» **Your instructions**:
What you return must match every record word for word.

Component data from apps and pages

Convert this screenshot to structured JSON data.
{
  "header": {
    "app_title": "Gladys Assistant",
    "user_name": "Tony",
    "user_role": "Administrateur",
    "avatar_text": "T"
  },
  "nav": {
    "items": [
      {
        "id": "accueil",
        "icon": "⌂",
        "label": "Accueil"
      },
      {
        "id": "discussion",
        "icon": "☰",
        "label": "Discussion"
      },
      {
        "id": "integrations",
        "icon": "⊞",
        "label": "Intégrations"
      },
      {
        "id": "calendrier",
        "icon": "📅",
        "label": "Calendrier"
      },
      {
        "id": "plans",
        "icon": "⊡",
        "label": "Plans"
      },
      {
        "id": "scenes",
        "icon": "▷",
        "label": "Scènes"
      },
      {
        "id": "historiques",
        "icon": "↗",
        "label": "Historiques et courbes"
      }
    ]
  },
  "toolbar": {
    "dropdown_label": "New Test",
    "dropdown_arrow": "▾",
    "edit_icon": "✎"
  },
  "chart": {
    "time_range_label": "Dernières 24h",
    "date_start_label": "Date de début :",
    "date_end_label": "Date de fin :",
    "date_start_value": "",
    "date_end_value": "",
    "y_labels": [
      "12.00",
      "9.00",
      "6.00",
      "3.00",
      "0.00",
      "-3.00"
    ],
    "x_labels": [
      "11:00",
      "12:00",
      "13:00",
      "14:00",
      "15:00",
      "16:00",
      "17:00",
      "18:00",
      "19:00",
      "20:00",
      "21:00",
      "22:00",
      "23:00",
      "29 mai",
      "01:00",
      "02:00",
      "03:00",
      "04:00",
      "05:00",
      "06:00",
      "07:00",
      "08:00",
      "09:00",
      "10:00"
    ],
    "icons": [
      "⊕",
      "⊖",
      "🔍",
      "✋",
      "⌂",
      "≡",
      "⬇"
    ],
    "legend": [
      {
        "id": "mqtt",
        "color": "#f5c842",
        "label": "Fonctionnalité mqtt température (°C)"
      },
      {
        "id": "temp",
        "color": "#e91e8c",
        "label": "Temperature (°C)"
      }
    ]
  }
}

» **Solved problem**:
Convert this screenshot to structured JSON data.
{
  "header": {
    "app_title": "Gladys Assistant",
    "user_name": "Tony",
    "user_role": "Administrateur",
    "avatar_text": "T"
  },
  "nav": {
    "items": [
      {
        "id": "accueil",
        "icon": "⌂",
        "label": "Accueil"
      },
      {
        "id": "discussion",
        "icon": "☰",
        "label": "Discussion"
      },
      {
        "id": "integrations",
        "icon": "⊞",
        "label": "Intégrations"
      },
      {
        "id": "calendrier",
        "icon": "📅",
        "label": "Calendrier"
      },
      {
        "id": "plans",
        "icon": "⊡",
        "label": "Plans"
      },
      {
        "id": "scenes",
        "icon": "▷",
        "label": "Scènes"
      },
      {
        "id": "historiques",
        "icon": "↗",
        "label": "Historiques et courbes"
      }
    ]
  },
  "toolbar": {
    "dropdown_label": "New Test",
    "dropdown_arrow": "▾",
    "edit_icon": "✎"
  },
  "chart": {
    "time_range_label": "Dernières 24h",
    "date_start_label": "Date de début :",
    "date_end_label": "Date de fin :",
    "date_start_value": "",
    "date_end_value": "",
    "y_labels": [
      "12.00",
      "9.00",
      "6.00",
      "3.00",
      "0.00",
      "-3.00"
    ],
    "x_labels": [
      "11:00",
      "12:00",
      "13:00",
      "14:00",
      "15:00",
      "16:00",
      "17:00",
      "18:00",
      "19:00",
      "20:00",
      "21:00",
      "22:00",
      "23:00",
      "29 mai",
      "01:00",
      "02:00",
      "03:00",
      "04:00",
      "05:00",
      "06:00",
      "07:00",
      "08:00",
      "09:00",
      "10:00"
    ],
    "icons": [
      "⊕",
      "⊖",
      "🔍",
      "✋",
      "⌂",
      "≡",
      "⬇"
    ],
    "legend": [
      {
        "id": "mqtt",
        "color": "#f5c842",
        "label": "Fonctionnalité mqtt température (°C)"
      },
      {
        "id": "temp",
        "color": "#e91e8c",
        "label": "Temperature (°C)"
      }
    ]
  }
}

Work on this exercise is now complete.